Hook, Line, And Sucker: Tournament Anglers Caught Cheating
Cheating culture is stinking up competitive fishing
(Image via Flickr)
Stolen fish. Lead weights. Secret bass delivery networks.
The competitive fishing world has had its share of creative cheaters, and now a new scandal is consuming the circuit. After a dispute over the winning marlin in last month’s White Marlin Open in Maryland, 13 competitors are stuck in limbo, as the tournament still has not awarded its $2.8 million prize. Officials say the original victor, Philip Easley, caught his 76.5-pound winning fish before the tournament started. Easley maintains his innocence.
Though anglers are outraged, competitive fishing has a long history of cheating. The idea for the modern big-money derby—in which competitors buy into an event, fish in an area for a specific period of time, and award the pot to the biggest haul—came from an Alabama insurance salesman specifically aiming to clean up the sport. Ray Scott charged a $100 fee for the first All-American Invitational Bass Tournament in 1967, hoping it would only attract serious fishermen and leave frauds at home. “Cheating was almost synonymous with fishing [at the time],” Scott told Grantland in 2014.
To deter cheating today, tournaments administer post-catch polygraph tests to competitors. While the White Marlin Open’s pot is the largest disputed sum in the sport’s history, officials still frequently catch people submitting illegal fish. These are some of their stories.
Black Bass (cc)
In the early 1980s, Florida man Elro McNeil and three accomplices worked with at least six different anglers to scam fishing tournaments in Texas and Louisiana. McNeil would buy black bass in South Florida, deliver them in an aerated tank-rigged truck, and split the prize money with competitors. The group made more than $200,000 by 1984, when McNeil pleaded guilty to conspiracy to defraud and ended up spending five years in prison.
Weight A Minute
John Hoyle had won a Lake Wylie tournament the previous year (image via FLW Fishing)
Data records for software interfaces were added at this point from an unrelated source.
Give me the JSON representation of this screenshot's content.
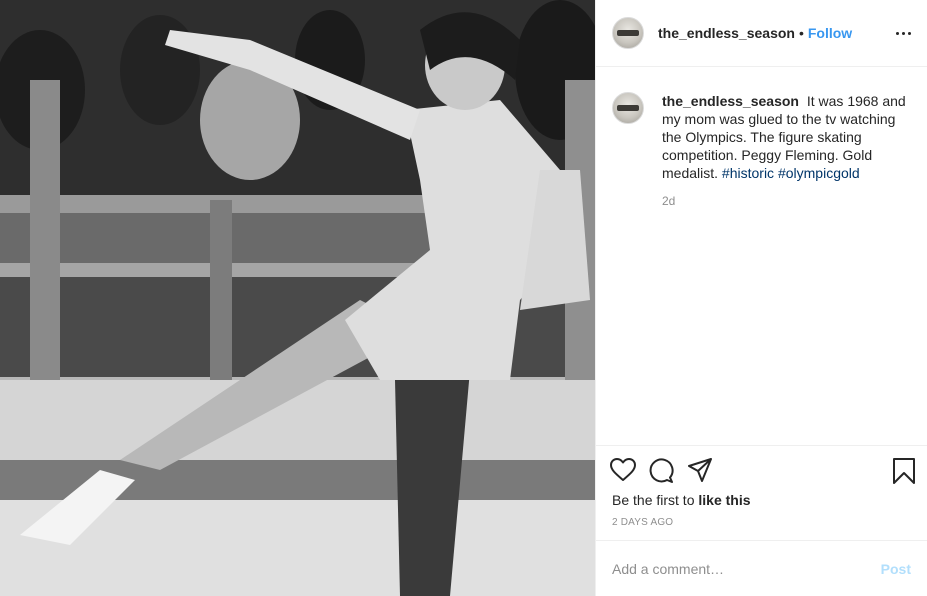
{
  "post": {
    "username": "the_endless_season",
    "separator": "•",
    "follow_label": "Follow",
    "more_icon": "more-options-icon",
    "caption_username": "the_endless_season",
    "caption_text": "It was 1968 and my mom was glued to the tv watching the Olympics. The figure skating competition. Peggy Fleming. Gold medalist.",
    "hashtags": [
      "#historic",
      "#olympicgold"
    ],
    "caption_time": "2d",
    "likes_prefix": "Be the first to",
    "likes_link": "like this",
    "age": "2 DAYS AGO",
    "comment_placeholder": "Add a comment…",
    "post_label": "Post",
    "icons": [
      "heart-icon",
      "comment-icon",
      "share-icon",
      "bookmark-icon"
    ],
    "colors": {
      "link": "#3897f0",
      "hashtag": "#003569",
      "muted": "#8e8e8e",
      "post_disabled": "#b2dffc"
    }
  }
}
North Carolina’s John Hoyle finished third in the Walmart Bass Fishing League tournament on Lake Wylie, S.C., in 2012, but was disqualified after officials found an 11-ounce lead weight in one of his fish’s stomachs.
Asian Carp (cc)
In 2013, Kentucky hosted a tournament for commercial fishermen to attach the invasive Asian Carp disrupting the state’s lakes, offering $20,000 in prize money. Officials disqualified the winner, 63-year-old Ronny Hopkins, after realizing one of Hopkins’ biggest fish was stolen from the local aquarium where he used to work.
Another bass (cc)
At last year’s Sealy Big Bass Splash in Lake Fork, Texas, officials determined the winning fisherman doctored the winning fish by trimming its tail to fit under the tournament’s height limit. The angler was charged with a third-degree felony.
Father’s Day Fraud
Two honest walleyes (cc)
Last summer in Vermont, 44-year-old Craig Provost collected over $13,000—including $3,000 from a “super bonus pool”—for the 10.26-pound walleye he submitted in the Lake Champlain International Father’s Day Fishing Derby. As it turns out, one of Provost’s boatmates, who didn’t enter the bonus pool, actually caught the fish. Provost’s ex-girlfriend turned them in. In July, Provost pled not guilty to felony fraud.